- to understand the biological, national, social, economic, religious, linguistic, and aesthetic factors that define groups of humans, as well as the similarities that link them;
- to comprehend the advantages and disadvantages of human group-making;
- to realize that a comparison of cultural traits need not imply the superiority of one over another;
- to avoid essentialism, the notion that an individual's membership in a cultural or biological group determines the nature of the individual;
- to see the way in which culture shapes conceptions about the subject matter and the consequences of that shaping;
- to understand that decision-making is influenced both by rational thinking (e.g. scientific/mathematical analysis) and by cultural biases, assumptions, and values that is by human diversity;
- to discern the intellectual and pragmatic effects on human groups of the subject matter and ideas related to it.
The graduate should be able to use written language effectively:
- to employ a variety of writing styles for appropriate purposes (expressive, reportorial, analytical, persuasive);
- to develop a piece of writing from an assigned task or self-generated idea though a series of stages and drafts to a mature and polished text;
- to understand how the context for written discourse and its intended audience guide the writer's choices in the composition process;
- to build bridges to the audience, using shared knowledge, experience,and values;
- to employ with skill and integrity facts, examples, lines of argument, and images to enhance or change the audience's view of the topic; to create a structure that aids the audience's comprehension;

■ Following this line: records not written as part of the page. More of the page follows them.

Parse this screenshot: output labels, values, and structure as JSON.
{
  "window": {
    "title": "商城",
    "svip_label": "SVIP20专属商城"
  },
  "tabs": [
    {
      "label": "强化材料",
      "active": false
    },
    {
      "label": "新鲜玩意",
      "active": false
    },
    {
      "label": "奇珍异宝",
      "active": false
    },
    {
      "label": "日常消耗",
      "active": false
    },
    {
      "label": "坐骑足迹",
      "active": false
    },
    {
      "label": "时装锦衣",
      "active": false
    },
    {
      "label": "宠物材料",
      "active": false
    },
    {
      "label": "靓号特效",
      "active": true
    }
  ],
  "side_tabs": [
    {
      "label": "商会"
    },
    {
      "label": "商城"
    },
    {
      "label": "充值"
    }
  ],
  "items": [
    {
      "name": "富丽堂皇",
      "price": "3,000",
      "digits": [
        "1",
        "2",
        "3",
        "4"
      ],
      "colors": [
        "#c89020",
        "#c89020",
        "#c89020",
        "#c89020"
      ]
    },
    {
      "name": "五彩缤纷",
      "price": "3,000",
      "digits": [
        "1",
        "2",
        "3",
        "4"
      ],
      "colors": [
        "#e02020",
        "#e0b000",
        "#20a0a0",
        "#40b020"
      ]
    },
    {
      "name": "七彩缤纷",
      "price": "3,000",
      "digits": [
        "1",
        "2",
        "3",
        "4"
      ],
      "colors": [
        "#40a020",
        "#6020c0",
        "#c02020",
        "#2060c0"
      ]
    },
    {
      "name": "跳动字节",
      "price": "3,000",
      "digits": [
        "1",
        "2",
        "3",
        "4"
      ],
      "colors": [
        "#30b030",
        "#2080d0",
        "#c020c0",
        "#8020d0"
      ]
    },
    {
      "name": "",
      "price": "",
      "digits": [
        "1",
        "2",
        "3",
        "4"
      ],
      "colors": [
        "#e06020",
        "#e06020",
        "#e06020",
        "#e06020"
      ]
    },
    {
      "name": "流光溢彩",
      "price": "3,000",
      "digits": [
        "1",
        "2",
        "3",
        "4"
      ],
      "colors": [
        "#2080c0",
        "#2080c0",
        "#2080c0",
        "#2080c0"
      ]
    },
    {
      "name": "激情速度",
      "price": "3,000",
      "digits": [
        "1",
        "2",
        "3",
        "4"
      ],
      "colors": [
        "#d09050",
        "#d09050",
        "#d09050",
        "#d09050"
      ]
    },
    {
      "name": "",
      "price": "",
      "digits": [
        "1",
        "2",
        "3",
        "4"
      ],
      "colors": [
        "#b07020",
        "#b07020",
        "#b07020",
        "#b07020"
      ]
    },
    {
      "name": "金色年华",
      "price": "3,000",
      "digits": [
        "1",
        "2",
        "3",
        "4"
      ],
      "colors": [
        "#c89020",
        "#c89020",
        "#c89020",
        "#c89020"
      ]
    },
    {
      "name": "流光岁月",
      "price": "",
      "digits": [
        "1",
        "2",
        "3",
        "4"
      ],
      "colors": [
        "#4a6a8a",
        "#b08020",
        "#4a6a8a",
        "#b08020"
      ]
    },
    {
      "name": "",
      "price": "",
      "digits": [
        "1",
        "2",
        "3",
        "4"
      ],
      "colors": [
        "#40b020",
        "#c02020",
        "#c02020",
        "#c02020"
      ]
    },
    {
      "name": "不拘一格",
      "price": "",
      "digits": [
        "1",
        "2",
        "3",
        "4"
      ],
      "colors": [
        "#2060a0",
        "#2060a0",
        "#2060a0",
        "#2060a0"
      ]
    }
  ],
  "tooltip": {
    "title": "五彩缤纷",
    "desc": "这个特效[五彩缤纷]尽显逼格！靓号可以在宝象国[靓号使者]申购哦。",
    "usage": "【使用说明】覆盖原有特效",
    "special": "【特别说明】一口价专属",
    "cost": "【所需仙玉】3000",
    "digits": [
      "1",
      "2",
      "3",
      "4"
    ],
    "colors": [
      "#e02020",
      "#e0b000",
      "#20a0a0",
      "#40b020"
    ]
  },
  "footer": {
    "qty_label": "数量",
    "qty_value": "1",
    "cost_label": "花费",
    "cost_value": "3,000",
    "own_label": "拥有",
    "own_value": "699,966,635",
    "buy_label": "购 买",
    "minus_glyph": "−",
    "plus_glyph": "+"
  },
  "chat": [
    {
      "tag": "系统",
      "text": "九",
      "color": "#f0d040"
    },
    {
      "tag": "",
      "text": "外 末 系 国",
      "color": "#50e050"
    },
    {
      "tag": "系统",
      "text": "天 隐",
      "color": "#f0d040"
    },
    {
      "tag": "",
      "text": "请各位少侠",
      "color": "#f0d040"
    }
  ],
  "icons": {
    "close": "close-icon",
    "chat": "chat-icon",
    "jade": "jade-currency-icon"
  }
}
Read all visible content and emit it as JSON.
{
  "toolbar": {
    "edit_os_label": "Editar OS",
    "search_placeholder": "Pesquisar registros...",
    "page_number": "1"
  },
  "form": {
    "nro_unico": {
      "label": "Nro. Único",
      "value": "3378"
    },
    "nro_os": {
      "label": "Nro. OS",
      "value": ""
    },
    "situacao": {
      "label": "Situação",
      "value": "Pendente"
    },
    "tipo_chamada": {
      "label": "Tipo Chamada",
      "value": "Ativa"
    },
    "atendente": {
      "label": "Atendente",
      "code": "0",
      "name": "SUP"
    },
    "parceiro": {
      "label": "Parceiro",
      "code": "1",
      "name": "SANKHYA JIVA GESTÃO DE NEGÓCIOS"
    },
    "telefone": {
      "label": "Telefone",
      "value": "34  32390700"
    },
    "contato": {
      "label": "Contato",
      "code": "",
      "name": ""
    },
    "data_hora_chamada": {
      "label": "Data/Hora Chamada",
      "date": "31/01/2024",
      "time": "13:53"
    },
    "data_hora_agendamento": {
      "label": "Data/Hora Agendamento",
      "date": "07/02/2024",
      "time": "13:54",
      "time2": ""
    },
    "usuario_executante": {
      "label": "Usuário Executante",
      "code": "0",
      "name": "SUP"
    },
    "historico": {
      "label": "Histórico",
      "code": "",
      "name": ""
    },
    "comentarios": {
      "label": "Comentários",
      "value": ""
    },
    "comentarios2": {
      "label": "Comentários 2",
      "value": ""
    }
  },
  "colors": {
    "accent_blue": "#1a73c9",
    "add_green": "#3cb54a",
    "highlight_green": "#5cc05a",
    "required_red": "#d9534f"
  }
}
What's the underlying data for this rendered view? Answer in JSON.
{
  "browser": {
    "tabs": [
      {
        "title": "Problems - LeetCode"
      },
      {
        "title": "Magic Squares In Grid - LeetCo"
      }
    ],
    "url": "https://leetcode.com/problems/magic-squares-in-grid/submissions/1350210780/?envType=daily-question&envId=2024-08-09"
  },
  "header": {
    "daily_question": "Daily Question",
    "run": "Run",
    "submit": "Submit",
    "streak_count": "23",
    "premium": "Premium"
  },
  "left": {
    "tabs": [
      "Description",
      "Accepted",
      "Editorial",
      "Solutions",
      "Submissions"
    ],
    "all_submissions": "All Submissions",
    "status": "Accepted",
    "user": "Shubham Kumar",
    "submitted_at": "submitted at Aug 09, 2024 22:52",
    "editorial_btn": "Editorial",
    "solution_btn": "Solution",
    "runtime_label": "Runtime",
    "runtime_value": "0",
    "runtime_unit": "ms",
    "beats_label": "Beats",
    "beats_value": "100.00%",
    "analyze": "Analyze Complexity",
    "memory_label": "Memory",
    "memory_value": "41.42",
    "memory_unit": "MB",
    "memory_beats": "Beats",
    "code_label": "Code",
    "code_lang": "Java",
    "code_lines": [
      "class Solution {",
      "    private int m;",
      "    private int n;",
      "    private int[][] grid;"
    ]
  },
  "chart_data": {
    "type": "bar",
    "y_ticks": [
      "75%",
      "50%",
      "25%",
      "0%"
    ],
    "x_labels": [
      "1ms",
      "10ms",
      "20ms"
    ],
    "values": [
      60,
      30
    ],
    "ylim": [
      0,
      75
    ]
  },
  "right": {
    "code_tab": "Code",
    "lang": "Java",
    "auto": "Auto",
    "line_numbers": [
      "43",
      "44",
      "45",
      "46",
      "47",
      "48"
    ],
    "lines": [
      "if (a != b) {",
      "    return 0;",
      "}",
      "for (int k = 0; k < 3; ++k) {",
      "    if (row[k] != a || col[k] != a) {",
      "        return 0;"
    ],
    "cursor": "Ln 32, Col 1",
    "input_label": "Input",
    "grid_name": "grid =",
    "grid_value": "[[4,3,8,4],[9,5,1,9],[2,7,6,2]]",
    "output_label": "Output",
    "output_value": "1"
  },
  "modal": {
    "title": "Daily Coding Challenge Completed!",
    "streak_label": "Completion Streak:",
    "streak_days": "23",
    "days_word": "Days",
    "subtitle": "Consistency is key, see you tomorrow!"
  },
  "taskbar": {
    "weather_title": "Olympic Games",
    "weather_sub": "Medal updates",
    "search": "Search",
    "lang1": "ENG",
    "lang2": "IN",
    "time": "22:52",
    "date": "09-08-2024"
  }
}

- to use words in a precise and economical way;
- to weave data or research results smoothly and clearly into the text;
- to when appropriate, cite the sources of material used or quoted in a concise and helpful manner;
- to employ the rules and terminology of the discourse community (i.e. intellectual discipline) to which the writing belongs or contributes;
- to use the technical resources and structures of language in such a way that the reader is not distracted by or dismayed at infelicities or unintentional lapses from standard usage;
- to eliminate typographical mistakes, spelling errors, and formatting inconsistencies from the text.
The graduate should be able to speak effectively to and with others:
- to orally conduct planning, exploration, and problem-solving in a group or team setting;
- to speak thoughtfully and without undue apprehension to a variety of audiences;
- to engage in oral argument with confidence but also with respect for others and their viewpoints;
- to employ sentence structure and diction appropriate to the audience and situation in both prepared and spontaneous oral discourse;
- to build bridges to the audience, using shared knowledge, experience, and values;
- to employ with skill and integrity facts, examples, lines of argument, and images to enhance or change the audience's view of the topic.